Let's talk about myofascial Lines! These are the major chains of connective tissue that connect all of our muscles, bones, tendons, ligaments and other connective tissue starting from our head all the way down to our toes.
When there is tension on one end of the line it in turn creates tension all the way down to the other end of the line. Although they're all connected, the major myofascial line we are talking about here is the deep front line.
The deep front line extends from your foot, following a trail through your calf, inner thigh to the front of your hip, through your pelvic floor, (hang on, we're almost there...) the front of your spine, your core, up through your thoracic cavity alllll the way up to your jaw and the bottom of your skull.
As we can now see, the way our tissues connect, it is clearer the correlation between our jaw and pelvis during labor. So, when there is tension in our jaw, this will create tension down through your pelvis and the rest of your body.
Exercise: Where you are sitting now, focus on your jaw position right now. Do you feel tension? Slowly inhale and then exhale, feeling the oxygen enter into your lungs and throughout your body.

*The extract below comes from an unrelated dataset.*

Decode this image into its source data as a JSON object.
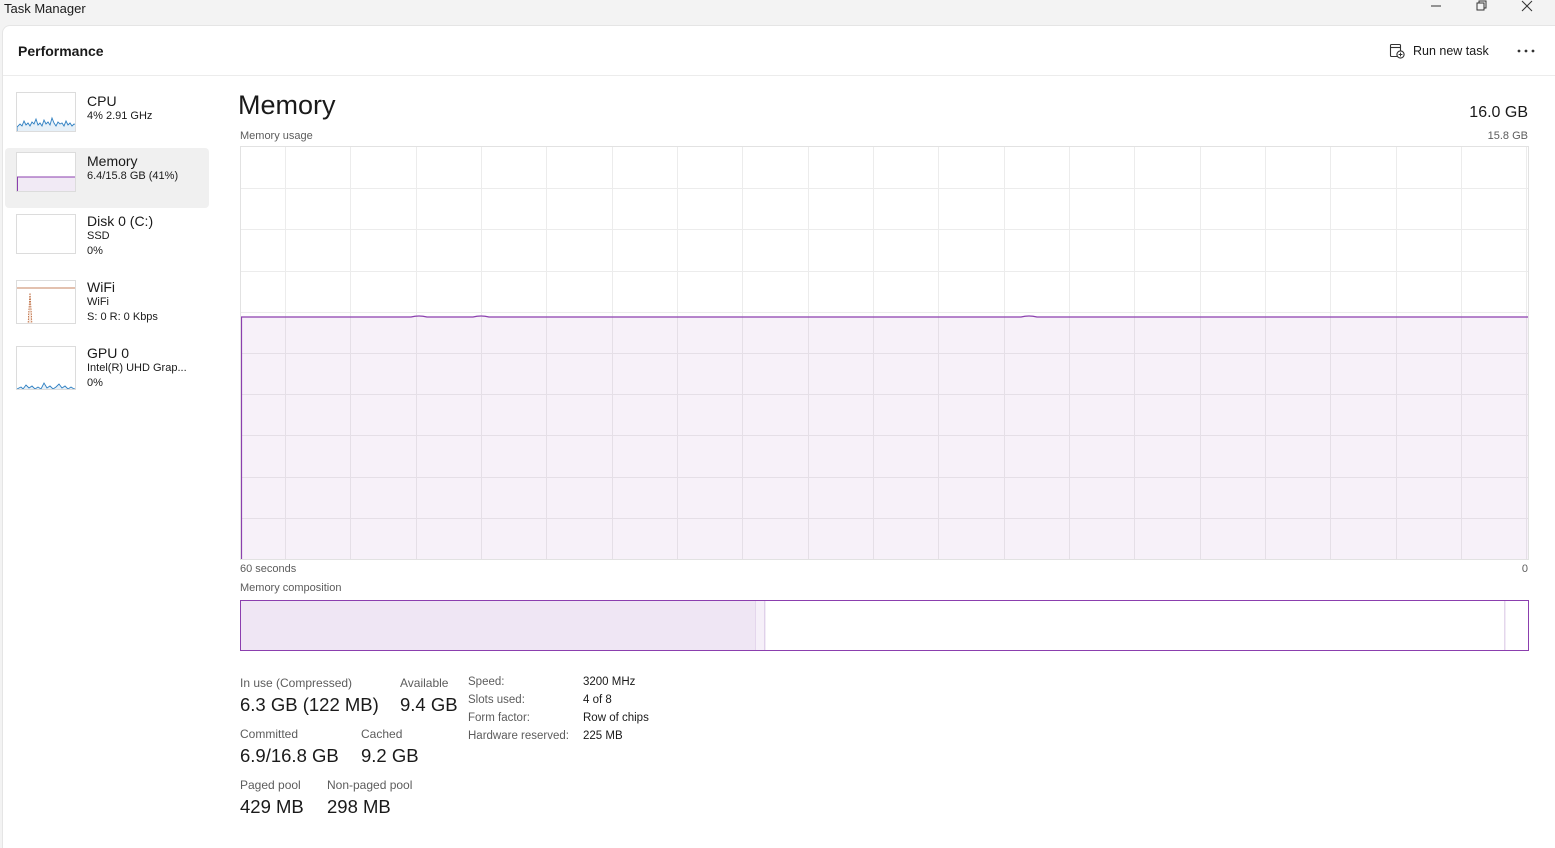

Allow your jaw and shoulders to drop as you exhale. Picturing that oxygen going out through your lungs and tapering off into each limb. All the way to your fingertips and toes. How relaxed do you feel now? Is your jaw relaxed?
The tension that we have in our jaw during a surge (contraction) can make it to where we are quite literally working against ourselves to bring progress. It can also disrupt the natural hormones in birth called endorphins. Endorphins are our bodies natural way of pain relief. And also, oxytocin which is the hormone of pleasure and helps release tension.
Therefore, if you are clenching your jaw, it also becomes very difficult to relax, sometimes leading us to believe that we cannot catch a breath. The oxygen in our muscles decrease and that leads to more pain.
TIPS FOR A RELAXED JAW in labor.
Breathing- like our exercise above. Take a deep breath in through your nose and out through your mouth. Your jaw will open and you will feel more relaxed during each surge.
Low tones- humming, singing or moaning while keeping a low tone will help your jaw stay relaxed.
Tongue positioning- gently rest your tongue behind your upper teeth. TRY IT BEFORE LABOR: As you continue in regular activities such washing dishes, laundry or watching tv, begin to form the habit of resting your tongue gently behind your upper teeth to practice relaxation.
An 'O' mouth shape- As you feel a surge coming on, create an 'O' mouth shape with your lips as you exhale. Keeping your face muscles loose, including your brows and cheeks.
A gentle stroke from your partner or doula- if you like gentle touch during labor, allow your partner or doula to gently stroke the side of your jaw as a soft reminder to relax your jaw. Start up by the ear lobe and follow down the jawline.
The wonderful thing about these techniques is that you can practice them continually before labor and even for tense situations after labor and in general life. Happy Birthing!